Responsiveness isn’t a strength of the Dell U2520D since it was not designed for gaming and its refresh rate is limited. Swiping or panning the screen too fast will reveal some trails in contrasting transitions, making this variant unsuited for fast-paced gaming. Casual titles won’t have an issue, but there are cheaper and better monitors if you want a display that’s dedicated to entertainment.
The Dell U2520D doesn’t have FreeSync, so naturally, it also won’t work with Nvidia’s G-Sync Compatible mode. You don’t get protection from tearing with this model, so optimizing your graphics settings to stabilize the framerate is necessary. Input lag sits at 10ms, so there will be no delays between your inputs and the display.
Thoughts on the Dell U2520D
The Dell U2520D is a well-designed and equipped monitor for a variety of roles in business and home use cases. The monitor’s connectivity layout is easily one of the best in the market now, while the functional features such as the ergonomic stand make it a good buy if you want something that’s very user-friendly. The IPS panel also provides great image quality which does not need calibration to get a balanced or correct image output.
The biggest drawback for the Dell U2520D aside from its OSD buttons and backlight maximum is its price. $400 is a bit steep for a 25-inch monitor, even if it offers excellent performance right out of the box. We can only recommend this model if you absolutely need its connectivity features, but cheaper options like the BenQ PD2500Q or HP 27Q are more practical for daily use.
- Compact Form Factor
- Lots of Connectivity Options
- Excellent Image Quality
- Superb Build Quality
- Still Uses OSD Buttons
- Limited Backlight
About the Author:

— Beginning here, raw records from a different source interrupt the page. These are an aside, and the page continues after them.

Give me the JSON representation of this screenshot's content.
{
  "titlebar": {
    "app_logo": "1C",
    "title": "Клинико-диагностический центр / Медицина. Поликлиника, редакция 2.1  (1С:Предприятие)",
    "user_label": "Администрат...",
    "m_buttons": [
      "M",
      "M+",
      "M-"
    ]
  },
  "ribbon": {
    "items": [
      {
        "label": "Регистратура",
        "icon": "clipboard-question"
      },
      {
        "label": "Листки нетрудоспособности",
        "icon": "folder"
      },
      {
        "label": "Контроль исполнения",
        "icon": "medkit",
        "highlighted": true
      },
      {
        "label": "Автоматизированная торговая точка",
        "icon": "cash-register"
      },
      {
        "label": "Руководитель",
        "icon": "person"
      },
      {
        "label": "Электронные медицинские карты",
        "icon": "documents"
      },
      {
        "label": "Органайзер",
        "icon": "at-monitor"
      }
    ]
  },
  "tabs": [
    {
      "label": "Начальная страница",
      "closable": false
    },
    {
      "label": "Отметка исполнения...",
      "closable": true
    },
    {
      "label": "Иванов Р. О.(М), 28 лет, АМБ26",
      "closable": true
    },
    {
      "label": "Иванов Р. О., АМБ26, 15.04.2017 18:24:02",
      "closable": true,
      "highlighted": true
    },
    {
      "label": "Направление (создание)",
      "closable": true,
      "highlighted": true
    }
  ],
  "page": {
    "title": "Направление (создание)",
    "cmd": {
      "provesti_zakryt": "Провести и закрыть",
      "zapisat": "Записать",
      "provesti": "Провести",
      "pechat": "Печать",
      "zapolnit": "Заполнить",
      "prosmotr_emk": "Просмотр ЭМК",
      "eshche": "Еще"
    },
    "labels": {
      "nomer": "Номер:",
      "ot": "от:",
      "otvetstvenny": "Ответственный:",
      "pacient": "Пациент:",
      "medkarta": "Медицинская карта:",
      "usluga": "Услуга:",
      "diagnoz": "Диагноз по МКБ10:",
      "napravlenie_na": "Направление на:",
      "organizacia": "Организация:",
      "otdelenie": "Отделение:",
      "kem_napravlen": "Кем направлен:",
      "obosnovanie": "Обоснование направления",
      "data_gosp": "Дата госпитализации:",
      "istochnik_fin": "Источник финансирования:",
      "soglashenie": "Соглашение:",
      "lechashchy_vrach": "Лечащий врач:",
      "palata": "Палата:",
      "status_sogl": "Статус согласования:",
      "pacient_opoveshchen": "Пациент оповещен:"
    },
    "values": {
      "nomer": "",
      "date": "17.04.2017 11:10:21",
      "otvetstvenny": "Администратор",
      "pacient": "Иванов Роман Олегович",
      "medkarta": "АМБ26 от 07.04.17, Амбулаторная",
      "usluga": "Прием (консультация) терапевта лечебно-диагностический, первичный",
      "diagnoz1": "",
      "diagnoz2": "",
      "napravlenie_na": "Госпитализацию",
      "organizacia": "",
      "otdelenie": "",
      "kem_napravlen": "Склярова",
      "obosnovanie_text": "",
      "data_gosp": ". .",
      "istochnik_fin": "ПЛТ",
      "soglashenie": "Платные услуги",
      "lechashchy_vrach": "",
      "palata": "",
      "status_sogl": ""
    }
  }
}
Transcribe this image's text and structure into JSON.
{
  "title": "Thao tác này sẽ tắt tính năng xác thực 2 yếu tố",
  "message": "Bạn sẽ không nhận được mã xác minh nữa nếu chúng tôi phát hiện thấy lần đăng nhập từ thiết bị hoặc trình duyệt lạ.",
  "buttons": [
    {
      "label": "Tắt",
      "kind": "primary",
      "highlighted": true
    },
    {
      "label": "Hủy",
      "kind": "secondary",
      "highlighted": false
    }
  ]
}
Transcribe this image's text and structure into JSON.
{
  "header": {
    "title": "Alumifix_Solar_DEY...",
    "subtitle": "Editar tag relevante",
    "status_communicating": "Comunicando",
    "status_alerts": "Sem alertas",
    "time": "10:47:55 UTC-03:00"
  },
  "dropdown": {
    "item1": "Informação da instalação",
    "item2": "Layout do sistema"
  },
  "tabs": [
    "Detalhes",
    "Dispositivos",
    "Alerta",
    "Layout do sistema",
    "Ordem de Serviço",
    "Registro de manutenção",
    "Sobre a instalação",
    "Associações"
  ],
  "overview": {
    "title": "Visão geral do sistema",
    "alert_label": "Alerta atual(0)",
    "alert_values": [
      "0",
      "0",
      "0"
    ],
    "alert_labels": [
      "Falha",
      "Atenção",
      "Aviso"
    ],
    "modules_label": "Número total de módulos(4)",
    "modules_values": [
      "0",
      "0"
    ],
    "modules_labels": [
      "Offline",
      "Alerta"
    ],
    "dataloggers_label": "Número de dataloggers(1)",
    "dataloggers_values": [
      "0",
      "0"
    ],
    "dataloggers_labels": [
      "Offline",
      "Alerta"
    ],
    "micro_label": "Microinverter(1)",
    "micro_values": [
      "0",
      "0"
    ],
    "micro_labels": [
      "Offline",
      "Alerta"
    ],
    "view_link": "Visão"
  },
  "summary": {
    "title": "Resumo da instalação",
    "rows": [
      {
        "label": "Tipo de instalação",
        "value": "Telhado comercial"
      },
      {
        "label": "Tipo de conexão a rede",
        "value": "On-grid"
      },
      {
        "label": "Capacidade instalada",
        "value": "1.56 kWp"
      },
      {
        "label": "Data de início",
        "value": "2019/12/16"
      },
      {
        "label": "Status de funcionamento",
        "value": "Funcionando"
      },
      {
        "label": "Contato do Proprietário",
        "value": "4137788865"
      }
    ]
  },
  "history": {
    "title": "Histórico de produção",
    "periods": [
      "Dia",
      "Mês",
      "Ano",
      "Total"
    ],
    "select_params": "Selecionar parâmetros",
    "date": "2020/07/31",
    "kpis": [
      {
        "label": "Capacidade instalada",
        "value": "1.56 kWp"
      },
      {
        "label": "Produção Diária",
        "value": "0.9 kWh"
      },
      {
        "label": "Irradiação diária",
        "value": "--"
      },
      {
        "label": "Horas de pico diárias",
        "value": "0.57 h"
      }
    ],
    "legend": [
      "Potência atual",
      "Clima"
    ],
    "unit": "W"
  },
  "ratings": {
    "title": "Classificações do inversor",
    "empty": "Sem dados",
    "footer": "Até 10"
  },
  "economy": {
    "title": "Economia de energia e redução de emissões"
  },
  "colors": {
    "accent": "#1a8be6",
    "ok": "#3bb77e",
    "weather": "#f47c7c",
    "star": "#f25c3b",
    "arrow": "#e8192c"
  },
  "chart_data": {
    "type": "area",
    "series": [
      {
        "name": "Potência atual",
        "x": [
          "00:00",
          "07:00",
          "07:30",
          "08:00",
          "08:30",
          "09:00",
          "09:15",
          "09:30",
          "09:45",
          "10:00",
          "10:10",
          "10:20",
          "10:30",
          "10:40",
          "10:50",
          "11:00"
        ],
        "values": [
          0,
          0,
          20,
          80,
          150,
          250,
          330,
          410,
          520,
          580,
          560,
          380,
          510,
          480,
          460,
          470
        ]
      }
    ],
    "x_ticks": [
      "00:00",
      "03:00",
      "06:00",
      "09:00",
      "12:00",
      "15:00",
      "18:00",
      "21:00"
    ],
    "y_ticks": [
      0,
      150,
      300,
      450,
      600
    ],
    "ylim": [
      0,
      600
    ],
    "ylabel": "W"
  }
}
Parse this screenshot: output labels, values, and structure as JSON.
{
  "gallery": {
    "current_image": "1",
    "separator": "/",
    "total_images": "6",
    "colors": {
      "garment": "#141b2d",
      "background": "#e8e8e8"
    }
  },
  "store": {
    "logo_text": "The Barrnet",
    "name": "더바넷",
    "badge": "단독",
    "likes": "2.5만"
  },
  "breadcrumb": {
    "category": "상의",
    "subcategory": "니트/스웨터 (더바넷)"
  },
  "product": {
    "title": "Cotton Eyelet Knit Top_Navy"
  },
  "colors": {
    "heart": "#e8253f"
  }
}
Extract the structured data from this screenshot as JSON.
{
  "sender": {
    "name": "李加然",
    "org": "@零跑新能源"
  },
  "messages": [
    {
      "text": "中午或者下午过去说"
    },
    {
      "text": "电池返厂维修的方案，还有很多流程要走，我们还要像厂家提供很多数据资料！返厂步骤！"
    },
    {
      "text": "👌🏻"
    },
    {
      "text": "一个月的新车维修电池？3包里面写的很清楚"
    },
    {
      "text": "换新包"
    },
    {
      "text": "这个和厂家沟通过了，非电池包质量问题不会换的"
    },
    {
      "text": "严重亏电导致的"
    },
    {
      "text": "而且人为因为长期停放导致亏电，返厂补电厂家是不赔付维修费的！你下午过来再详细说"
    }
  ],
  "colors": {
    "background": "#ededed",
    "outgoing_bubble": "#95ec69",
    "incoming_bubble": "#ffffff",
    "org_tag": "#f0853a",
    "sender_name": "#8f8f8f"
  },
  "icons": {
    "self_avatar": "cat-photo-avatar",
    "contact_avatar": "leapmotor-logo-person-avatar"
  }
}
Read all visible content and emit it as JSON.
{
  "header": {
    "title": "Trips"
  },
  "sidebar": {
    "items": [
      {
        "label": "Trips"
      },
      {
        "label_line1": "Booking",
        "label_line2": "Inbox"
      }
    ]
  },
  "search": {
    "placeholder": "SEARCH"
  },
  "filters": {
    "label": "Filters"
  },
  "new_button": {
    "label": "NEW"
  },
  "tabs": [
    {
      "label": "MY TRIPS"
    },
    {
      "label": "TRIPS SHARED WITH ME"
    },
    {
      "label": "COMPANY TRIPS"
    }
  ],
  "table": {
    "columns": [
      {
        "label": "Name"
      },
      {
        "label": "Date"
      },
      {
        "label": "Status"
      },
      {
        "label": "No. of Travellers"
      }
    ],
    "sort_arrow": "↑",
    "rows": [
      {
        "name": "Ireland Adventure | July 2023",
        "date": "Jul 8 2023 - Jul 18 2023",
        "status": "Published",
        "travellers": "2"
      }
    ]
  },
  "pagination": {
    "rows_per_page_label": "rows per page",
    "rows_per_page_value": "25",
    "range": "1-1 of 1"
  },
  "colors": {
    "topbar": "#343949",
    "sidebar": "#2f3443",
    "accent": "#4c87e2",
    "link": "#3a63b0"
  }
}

Paolo is a gaming veteran since the golden days of Doom and Warcraft and has been building gaming systems for family, friends, and colleagues since his junior high years. High-performance monitors are one of his fixations and he believes that it’s every citizen’s right to enjoy one. He has gone through several pieces of hardware in pursuit of every bit of performance gain, much to the dismay of his wallet. He now works with Monitornerds to scrutinize the latest gear to create reviews that accentuate the seldom explained aspects of a PC monitor.